                          pgrant@clarity-innovations.com I find I read both print and ebooks without my glasses. My nearsightedness allows me to see things quite well. (In fact, I sometimes reduce font size to 5 or 6 point to fit more words on the screen.) I find my speed and comprehension is similar for both versions. I enjoy the speed at which I can switch between electronic books or news articles compared to putting down a book or picking up the next section of the newspaper. I also like the variety of news sources available online. My personal preference is electronic, I, however, also enjoy the print version.

                          • Re: Digital Reading
                            holmesg

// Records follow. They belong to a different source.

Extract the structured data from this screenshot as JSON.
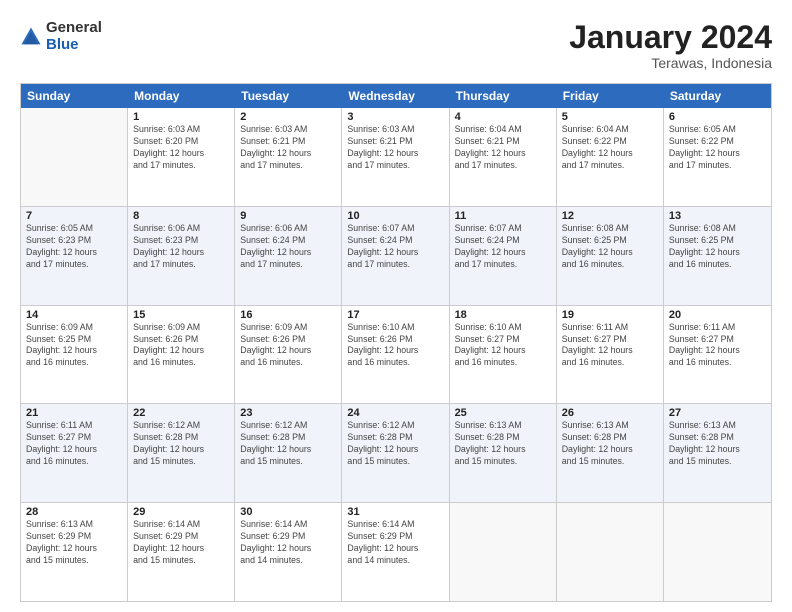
{
  "logo": {
    "general": "General",
    "blue": "Blue"
  },
  "title": "January 2024",
  "subtitle": "Terawas, Indonesia",
  "days": [
    "Sunday",
    "Monday",
    "Tuesday",
    "Wednesday",
    "Thursday",
    "Friday",
    "Saturday"
  ],
  "rows": [
    [
      {
        "day": "",
        "info": ""
      },
      {
        "day": "1",
        "info": "Sunrise: 6:03 AM\nSunset: 6:20 PM\nDaylight: 12 hours\nand 17 minutes."
      },
      {
        "day": "2",
        "info": "Sunrise: 6:03 AM\nSunset: 6:21 PM\nDaylight: 12 hours\nand 17 minutes."
      },
      {
        "day": "3",
        "info": "Sunrise: 6:03 AM\nSunset: 6:21 PM\nDaylight: 12 hours\nand 17 minutes."
      },
      {
        "day": "4",
        "info": "Sunrise: 6:04 AM\nSunset: 6:21 PM\nDaylight: 12 hours\nand 17 minutes."
      },
      {
        "day": "5",
        "info": "Sunrise: 6:04 AM\nSunset: 6:22 PM\nDaylight: 12 hours\nand 17 minutes."
      },
      {
        "day": "6",
        "info": "Sunrise: 6:05 AM\nSunset: 6:22 PM\nDaylight: 12 hours\nand 17 minutes."
      }
    ],
    [
      {
        "day": "7",
        "info": "Sunrise: 6:05 AM\nSunset: 6:23 PM\nDaylight: 12 hours\nand 17 minutes."
      },
      {
        "day": "8",
        "info": "Sunrise: 6:06 AM\nSunset: 6:23 PM\nDaylight: 12 hours\nand 17 minutes."
      },
      {
        "day": "9",
        "info": "Sunrise: 6:06 AM\nSunset: 6:24 PM\nDaylight: 12 hours\nand 17 minutes."
      },
      {
        "day": "10",
        "info": "Sunrise: 6:07 AM\nSunset: 6:24 PM\nDaylight: 12 hours\nand 17 minutes."
      },
      {
        "day": "11",
        "info": "Sunrise: 6:07 AM\nSunset: 6:24 PM\nDaylight: 12 hours\nand 17 minutes."
      },
      {
        "day": "12",
        "info": "Sunrise: 6:08 AM\nSunset: 6:25 PM\nDaylight: 12 hours\nand 16 minutes."
      },
      {
        "day": "13",
        "info": "Sunrise: 6:08 AM\nSunset: 6:25 PM\nDaylight: 12 hours\nand 16 minutes."
      }
    ],
    [
      {
        "day": "14",
        "info": "Sunrise: 6:09 AM\nSunset: 6:25 PM\nDaylight: 12 hours\nand 16 minutes."
      },
      {
        "day": "15",
        "info": "Sunrise: 6:09 AM\nSunset: 6:26 PM\nDaylight: 12 hours\nand 16 minutes."
      },
      {
        "day": "16",
        "info": "Sunrise: 6:09 AM\nSunset: 6:26 PM\nDaylight: 12 hours\nand 16 minutes."
      },
      {
        "day": "17",
        "info": "Sunrise: 6:10 AM\nSunset: 6:26 PM\nDaylight: 12 hours\nand 16 minutes."
      },
      {
        "day": "18",
        "info": "Sunrise: 6:10 AM\nSunset: 6:27 PM\nDaylight: 12 hours\nand 16 minutes."
      },
      {
        "day": "19",
        "info": "Sunrise: 6:11 AM\nSunset: 6:27 PM\nDaylight: 12 hours\nand 16 minutes."
      },
      {
        "day": "20",
        "info": "Sunrise: 6:11 AM\nSunset: 6:27 PM\nDaylight: 12 hours\nand 16 minutes."
      }
    ],
    [
      {
        "day": "21",
        "info": "Sunrise: 6:11 AM\nSunset: 6:27 PM\nDaylight: 12 hours\nand 16 minutes."
      },
      {
        "day": "22",
        "info": "Sunrise: 6:12 AM\nSunset: 6:28 PM\nDaylight: 12 hours\nand 15 minutes."
      },
      {
        "day": "23",
        "info": "Sunrise: 6:12 AM\nSunset: 6:28 PM\nDaylight: 12 hours\nand 15 minutes."
      },
      {
        "day": "24",
        "info": "Sunrise: 6:12 AM\nSunset: 6:28 PM\nDaylight: 12 hours\nand 15 minutes."
      },
      {
        "day": "25",
        "info": "Sunrise: 6:13 AM\nSunset: 6:28 PM\nDaylight: 12 hours\nand 15 minutes."
      },
      {
        "day": "26",
        "info": "Sunrise: 6:13 AM\nSunset: 6:28 PM\nDaylight: 12 hours\nand 15 minutes."
      },
      {
        "day": "27",
        "info": "Sunrise: 6:13 AM\nSunset: 6:28 PM\nDaylight: 12 hours\nand 15 minutes."
      }
    ],
    [
      {
        "day": "28",
        "info": "Sunrise: 6:13 AM\nSunset: 6:29 PM\nDaylight: 12 hours\nand 15 minutes."
      },
      {
        "day": "29",
        "info": "Sunrise: 6:14 AM\nSunset: 6:29 PM\nDaylight: 12 hours\nand 15 minutes."
      },
      {
        "day": "30",
        "info": "Sunrise: 6:14 AM\nSunset: 6:29 PM\nDaylight: 12 hours\nand 14 minutes."
      },
      {
        "day": "31",
        "info": "Sunrise: 6:14 AM\nSunset: 6:29 PM\nDaylight: 12 hours\nand 14 minutes."
      },
      {
        "day": "",
        "info": ""
      },
      {
        "day": "",
        "info": ""
      },
      {
        "day": "",
        "info": ""
      }
    ]
  ],
  "alt_rows": [
    1,
    3
  ]
}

                            I use both books and the ipad to teach my 5 year old granddaughter how to read.  I allow her to take the lead with which she prefers to use.  We go to the public library to check out books twice a month.  She uses the ipad to play word games that are important in helping her to understand phonics, blends, etc.  However, when it comes to reading the book, she prefers the hard copy over the ebook.

                            • Re: Digital Reading
                              stefanie_hausman

                              I believe that it's important for students to be comfortable with both formats. However, I firmly believe that early readers need to experience real books - to turn the pages, see the covers, browse, see color pictures and interact with a tangible item,  E-books are great for older children who may struggle with reading or second-language learners as many have interactive elements, video capabilities, and audio convenience. With e-books, teachers and students have instant access to books, which is particularly useful for areas without easy access to libraries. For college-age students, I'm sure e-book textbooks help to lighten their load and prevent future back issues! That's my two cents.

                              • Re: Digital Reading

                                I agree but i don't imagine life without books paper